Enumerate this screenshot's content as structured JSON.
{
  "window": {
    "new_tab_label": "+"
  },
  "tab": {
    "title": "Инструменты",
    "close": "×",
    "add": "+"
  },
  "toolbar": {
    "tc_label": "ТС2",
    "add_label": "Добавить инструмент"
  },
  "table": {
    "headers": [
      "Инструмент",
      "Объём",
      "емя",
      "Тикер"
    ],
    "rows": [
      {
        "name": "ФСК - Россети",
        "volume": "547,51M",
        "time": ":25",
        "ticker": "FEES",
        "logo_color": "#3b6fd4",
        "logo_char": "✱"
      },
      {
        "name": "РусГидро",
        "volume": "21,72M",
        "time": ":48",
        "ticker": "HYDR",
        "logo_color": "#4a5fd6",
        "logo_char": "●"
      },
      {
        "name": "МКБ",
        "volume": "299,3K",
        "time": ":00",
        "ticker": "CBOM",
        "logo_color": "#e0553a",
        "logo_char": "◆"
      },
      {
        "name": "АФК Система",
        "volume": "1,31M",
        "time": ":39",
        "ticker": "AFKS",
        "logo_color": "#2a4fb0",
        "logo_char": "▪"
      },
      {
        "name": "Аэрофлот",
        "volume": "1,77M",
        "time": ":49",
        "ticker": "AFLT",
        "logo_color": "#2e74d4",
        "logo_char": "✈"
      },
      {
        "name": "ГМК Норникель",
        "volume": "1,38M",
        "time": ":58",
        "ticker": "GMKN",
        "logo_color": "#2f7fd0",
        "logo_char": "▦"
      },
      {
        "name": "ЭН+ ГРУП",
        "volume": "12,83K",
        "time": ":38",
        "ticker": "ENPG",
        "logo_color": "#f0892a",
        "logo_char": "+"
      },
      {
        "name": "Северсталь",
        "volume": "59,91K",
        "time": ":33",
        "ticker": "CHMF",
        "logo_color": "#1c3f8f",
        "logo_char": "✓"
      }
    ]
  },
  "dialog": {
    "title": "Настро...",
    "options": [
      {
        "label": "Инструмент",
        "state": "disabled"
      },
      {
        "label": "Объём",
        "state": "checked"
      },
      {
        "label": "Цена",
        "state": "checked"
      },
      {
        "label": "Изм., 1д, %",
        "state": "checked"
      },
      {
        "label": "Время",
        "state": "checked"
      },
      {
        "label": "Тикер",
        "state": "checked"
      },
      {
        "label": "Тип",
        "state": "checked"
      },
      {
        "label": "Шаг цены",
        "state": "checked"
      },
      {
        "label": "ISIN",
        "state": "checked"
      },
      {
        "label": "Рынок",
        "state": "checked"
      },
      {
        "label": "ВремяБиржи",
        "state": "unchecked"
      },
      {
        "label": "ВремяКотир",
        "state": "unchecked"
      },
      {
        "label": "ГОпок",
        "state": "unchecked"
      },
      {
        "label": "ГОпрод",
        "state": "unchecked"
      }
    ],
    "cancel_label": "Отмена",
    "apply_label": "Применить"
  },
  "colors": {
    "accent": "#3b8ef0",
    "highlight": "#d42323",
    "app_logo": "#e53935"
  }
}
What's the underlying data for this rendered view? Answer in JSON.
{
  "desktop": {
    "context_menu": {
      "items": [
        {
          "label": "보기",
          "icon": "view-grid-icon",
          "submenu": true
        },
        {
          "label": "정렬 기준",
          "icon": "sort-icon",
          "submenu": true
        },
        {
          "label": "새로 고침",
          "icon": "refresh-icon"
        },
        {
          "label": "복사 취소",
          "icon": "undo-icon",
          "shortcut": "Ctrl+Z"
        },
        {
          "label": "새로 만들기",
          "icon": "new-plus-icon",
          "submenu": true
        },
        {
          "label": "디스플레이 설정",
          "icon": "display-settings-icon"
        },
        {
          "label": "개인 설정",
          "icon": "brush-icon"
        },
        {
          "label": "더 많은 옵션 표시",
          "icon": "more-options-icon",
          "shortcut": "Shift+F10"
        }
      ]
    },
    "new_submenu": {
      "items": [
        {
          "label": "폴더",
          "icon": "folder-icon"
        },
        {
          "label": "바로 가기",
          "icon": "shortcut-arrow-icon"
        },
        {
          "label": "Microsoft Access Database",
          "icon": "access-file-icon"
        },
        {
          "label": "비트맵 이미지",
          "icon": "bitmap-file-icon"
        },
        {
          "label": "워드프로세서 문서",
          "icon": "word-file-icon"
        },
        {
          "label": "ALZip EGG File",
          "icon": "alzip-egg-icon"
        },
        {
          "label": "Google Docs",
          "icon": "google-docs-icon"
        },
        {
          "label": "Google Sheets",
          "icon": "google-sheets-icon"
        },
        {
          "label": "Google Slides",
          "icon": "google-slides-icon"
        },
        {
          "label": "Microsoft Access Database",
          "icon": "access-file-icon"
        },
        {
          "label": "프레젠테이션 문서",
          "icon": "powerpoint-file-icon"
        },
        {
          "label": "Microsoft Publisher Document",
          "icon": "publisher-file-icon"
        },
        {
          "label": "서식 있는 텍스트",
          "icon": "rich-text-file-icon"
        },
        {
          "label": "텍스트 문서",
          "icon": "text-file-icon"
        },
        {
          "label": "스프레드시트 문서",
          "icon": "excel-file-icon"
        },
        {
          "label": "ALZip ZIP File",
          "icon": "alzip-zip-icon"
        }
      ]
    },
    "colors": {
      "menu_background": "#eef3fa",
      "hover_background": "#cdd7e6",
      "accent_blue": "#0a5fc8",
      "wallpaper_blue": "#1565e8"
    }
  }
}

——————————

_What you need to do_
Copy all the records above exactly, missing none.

_Response to the task_
Enumerate this screenshot's content as structured JSON.
{
  "window": {
    "new_tab_label": "+"
  },
  "tab": {
    "title": "Инструменты",
    "close": "×",
    "add": "+"
  },
  "toolbar": {
    "tc_label": "ТС2",
    "add_label": "Добавить инструмент"
  },
  "table": {
    "headers": [
      "Инструмент",
      "Объём",
      "емя",
      "Тикер"
    ],
    "rows": [
      {
        "name": "ФСК - Россети",
        "volume": "547,51M",
        "time": ":25",
        "ticker": "FEES",
        "logo_color": "#3b6fd4",
        "logo_char": "✱"
      },
      {
        "name": "РусГидро",
        "volume": "21,72M",
        "time": ":48",
        "ticker": "HYDR",
        "logo_color": "#4a5fd6",
        "logo_char": "●"
      },
      {
        "name": "МКБ",
        "volume": "299,3K",
        "time": ":00",
        "ticker": "CBOM",
        "logo_color": "#e0553a",
        "logo_char": "◆"
      },
      {
        "name": "АФК Система",
        "volume": "1,31M",
        "time": ":39",
        "ticker": "AFKS",
        "logo_color": "#2a4fb0",
        "logo_char": "▪"
      },
      {
        "name": "Аэрофлот",
        "volume": "1,77M",
        "time": ":49",
        "ticker": "AFLT",
        "logo_color": "#2e74d4",
        "logo_char": "✈"
      },
      {
        "name": "ГМК Норникель",
        "volume": "1,38M",
        "time": ":58",
        "ticker": "GMKN",
        "logo_color": "#2f7fd0",
        "logo_char": "▦"
      },
      {
        "name": "ЭН+ ГРУП",
        "volume": "12,83K",
        "time": ":38",
        "ticker": "ENPG",
        "logo_color": "#f0892a",
        "logo_char": "+"
      },
      {
        "name": "Северсталь",
        "volume": "59,91K",
        "time": ":33",
        "ticker": "CHMF",
        "logo_color": "#1c3f8f",
        "logo_char": "✓"
      }
    ]
  },
  "dialog": {
    "title": "Настро...",
    "options": [
      {
        "label": "Инструмент",
        "state": "disabled"
      },
      {
        "label": "Объём",
        "state": "checked"
      },
      {
        "label": "Цена",
        "state": "checked"
      },
      {
        "label": "Изм., 1д, %",
        "state": "checked"
      },
      {
        "label": "Время",
        "state": "checked"
      },
      {
        "label": "Тикер",
        "state": "checked"
      },
      {
        "label": "Тип",
        "state": "checked"
      },
      {
        "label": "Шаг цены",
        "state": "checked"
      },
      {
        "label": "ISIN",
        "state": "checked"
      },
      {
        "label": "Рынок",
        "state": "checked"
      },
      {
        "label": "ВремяБиржи",
        "state": "unchecked"
      },
      {
        "label": "ВремяКотир",
        "state": "unchecked"
      },
      {
        "label": "ГОпок",
        "state": "unchecked"
      },
      {
        "label": "ГОпрод",
        "state": "unchecked"
      }
    ],
    "cancel_label": "Отмена",
    "apply_label": "Применить"
  },
  "colors": {
    "accent": "#3b8ef0",
    "highlight": "#d42323",
    "app_logo": "#e53935"
  }
}
What's the underlying data for this rendered view? Answer in JSON.
{
  "desktop": {
    "context_menu": {
      "items": [
        {
          "label": "보기",
          "icon": "view-grid-icon",
          "submenu": true
        },
        {
          "label": "정렬 기준",
          "icon": "sort-icon",
          "submenu": true
        },
        {
          "label": "새로 고침",
          "icon": "refresh-icon"
        },
        {
          "label": "복사 취소",
          "icon": "undo-icon",
          "shortcut": "Ctrl+Z"
        },
        {
          "label": "새로 만들기",
          "icon": "new-plus-icon",
          "submenu": true
        },
        {
          "label": "디스플레이 설정",
          "icon": "display-settings-icon"
        },
        {
          "label": "개인 설정",
          "icon": "brush-icon"
        },
        {
          "label": "더 많은 옵션 표시",
          "icon": "more-options-icon",
          "shortcut": "Shift+F10"
        }
      ]
    },
    "new_submenu": {
      "items": [
        {
          "label": "폴더",
          "icon": "folder-icon"
        },
        {
          "label": "바로 가기",
          "icon": "shortcut-arrow-icon"
        },
        {
          "label": "Microsoft Access Database",
          "icon": "access-file-icon"
        },
        {
          "label": "비트맵 이미지",
          "icon": "bitmap-file-icon"
        },
        {
          "label": "워드프로세서 문서",
          "icon": "word-file-icon"
        },
        {
          "label": "ALZip EGG File",
          "icon": "alzip-egg-icon"
        },
        {
          "label": "Google Docs",
          "icon": "google-docs-icon"
        },
        {
          "label": "Google Sheets",
          "icon": "google-sheets-icon"
        },
        {
          "label": "Google Slides",
          "icon": "google-slides-icon"
        },
        {
          "label": "Microsoft Access Database",
          "icon": "access-file-icon"
        },
        {
          "label": "프레젠테이션 문서",
          "icon": "powerpoint-file-icon"
        },
        {
          "label": "Microsoft Publisher Document",
          "icon": "publisher-file-icon"
        },
        {
          "label": "서식 있는 텍스트",
          "icon": "rich-text-file-icon"
        },
        {
          "label": "텍스트 문서",
          "icon": "text-file-icon"
        },
        {
          "label": "스프레드시트 문서",
          "icon": "excel-file-icon"
        },
        {
          "label": "ALZip ZIP File",
          "icon": "alzip-zip-icon"
        }
      ]
    },
    "colors": {
      "menu_background": "#eef3fa",
      "hover_background": "#cdd7e6",
      "accent_blue": "#0a5fc8",
      "wallpaper_blue": "#1565e8"
    }
  }
}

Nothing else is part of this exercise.